– During the exam, each breast is pressed between 2 plates and an X-ray image is made. Two views of each breast are taken, one with the X-ray beam aimed from top to bottom and the other from side to side. Sometimes, the pressure can be uncomfortable, but it only lasts for a few seconds.
– Overall, mammography is the most effective screening tool used to find breast cancer in most women. It can find cancers at an early stage, when they are small and the chances of survival are highest.
What Is My Risk of Developing Breast Cancer?
One in 8 women in the U.S. develop breast cancer in their lifetimes.
Here are some factors that affect your risk:
– How old you are
– How much exercise you get
– How much alcohol you drink
– If you are an Ashkenazi Jew
– If your first period was before you were 12
– Whether you have a family history of breast cancer
– If you have never had children, or if you had your first child after age 35
– If you have dense breasts
What are the potential harms?
– You could be asked to have additional screening. Fewer than 1 in 10 women called back actually has breast cancer
– The process of getting a mammogram can be uncomfortable, and for some women scary
– Some small breast cancers will be discovered and treated, even though they may not have caused a problem if left untreated
– You’re exposed to a small amount of radiation during a mammogram. While the radiation exposure during mammography can increase the risk of breast cancer over time, this increase in risk is very small
What are the potential benefits?
– Finding breast cancer early offers the best likelihood of survival
– Establishing a baseline image can be helpful for evaluating future abnormal screening mammograms
– I would only want to start screening now if my risk of cancer is high
– I’m afraid of getting a mammogram
– I’m worried about the potential harms of getting a mammogram
– Getting a mammogram is a hassle
– I’m not that worried about getting cancer
– I’m concerned that my insurance won’t cover the cost of my mammogram __YES __NO
Discuss with your medical professional?
Did you agree with more of the statements? Starting mammography at 40 may not be for you. Did you disagree with more of these statements? You may want to talk to your doctor about starting screening mammography at 40.

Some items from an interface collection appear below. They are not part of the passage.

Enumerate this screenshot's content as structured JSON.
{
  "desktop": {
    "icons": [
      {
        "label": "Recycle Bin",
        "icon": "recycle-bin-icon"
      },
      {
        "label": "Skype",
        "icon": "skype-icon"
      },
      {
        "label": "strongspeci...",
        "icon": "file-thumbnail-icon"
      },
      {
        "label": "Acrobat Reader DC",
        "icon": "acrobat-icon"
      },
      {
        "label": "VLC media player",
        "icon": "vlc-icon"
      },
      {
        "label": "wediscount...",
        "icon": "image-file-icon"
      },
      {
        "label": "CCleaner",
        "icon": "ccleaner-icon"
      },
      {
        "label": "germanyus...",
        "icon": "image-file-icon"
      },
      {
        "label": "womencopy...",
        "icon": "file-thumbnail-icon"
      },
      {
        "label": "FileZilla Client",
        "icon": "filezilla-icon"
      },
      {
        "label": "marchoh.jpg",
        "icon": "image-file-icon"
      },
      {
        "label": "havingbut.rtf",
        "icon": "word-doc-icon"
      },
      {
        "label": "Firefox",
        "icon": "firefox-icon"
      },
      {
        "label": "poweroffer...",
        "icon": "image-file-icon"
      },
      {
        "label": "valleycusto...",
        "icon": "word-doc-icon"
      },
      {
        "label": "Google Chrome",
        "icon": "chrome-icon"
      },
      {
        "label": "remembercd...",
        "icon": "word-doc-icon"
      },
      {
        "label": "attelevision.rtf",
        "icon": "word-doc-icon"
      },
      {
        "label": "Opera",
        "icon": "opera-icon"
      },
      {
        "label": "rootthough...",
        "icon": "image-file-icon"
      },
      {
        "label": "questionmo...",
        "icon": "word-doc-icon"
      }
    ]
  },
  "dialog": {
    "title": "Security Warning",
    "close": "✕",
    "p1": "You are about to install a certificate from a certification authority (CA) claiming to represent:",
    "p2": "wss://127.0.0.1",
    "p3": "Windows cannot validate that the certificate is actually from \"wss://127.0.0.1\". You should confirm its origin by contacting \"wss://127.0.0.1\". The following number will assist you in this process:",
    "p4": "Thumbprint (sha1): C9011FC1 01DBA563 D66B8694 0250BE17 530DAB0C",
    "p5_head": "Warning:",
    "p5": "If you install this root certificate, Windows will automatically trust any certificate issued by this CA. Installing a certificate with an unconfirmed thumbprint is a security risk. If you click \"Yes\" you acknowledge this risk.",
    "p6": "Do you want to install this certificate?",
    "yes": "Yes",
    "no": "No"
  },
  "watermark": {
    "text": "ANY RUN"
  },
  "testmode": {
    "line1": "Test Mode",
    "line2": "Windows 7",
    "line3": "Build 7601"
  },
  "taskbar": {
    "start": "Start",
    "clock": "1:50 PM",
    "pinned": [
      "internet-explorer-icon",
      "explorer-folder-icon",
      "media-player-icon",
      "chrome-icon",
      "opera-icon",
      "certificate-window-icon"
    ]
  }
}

No matter what your answers, please share them with your medical professional. Together you can come up with the best screening schedule for you.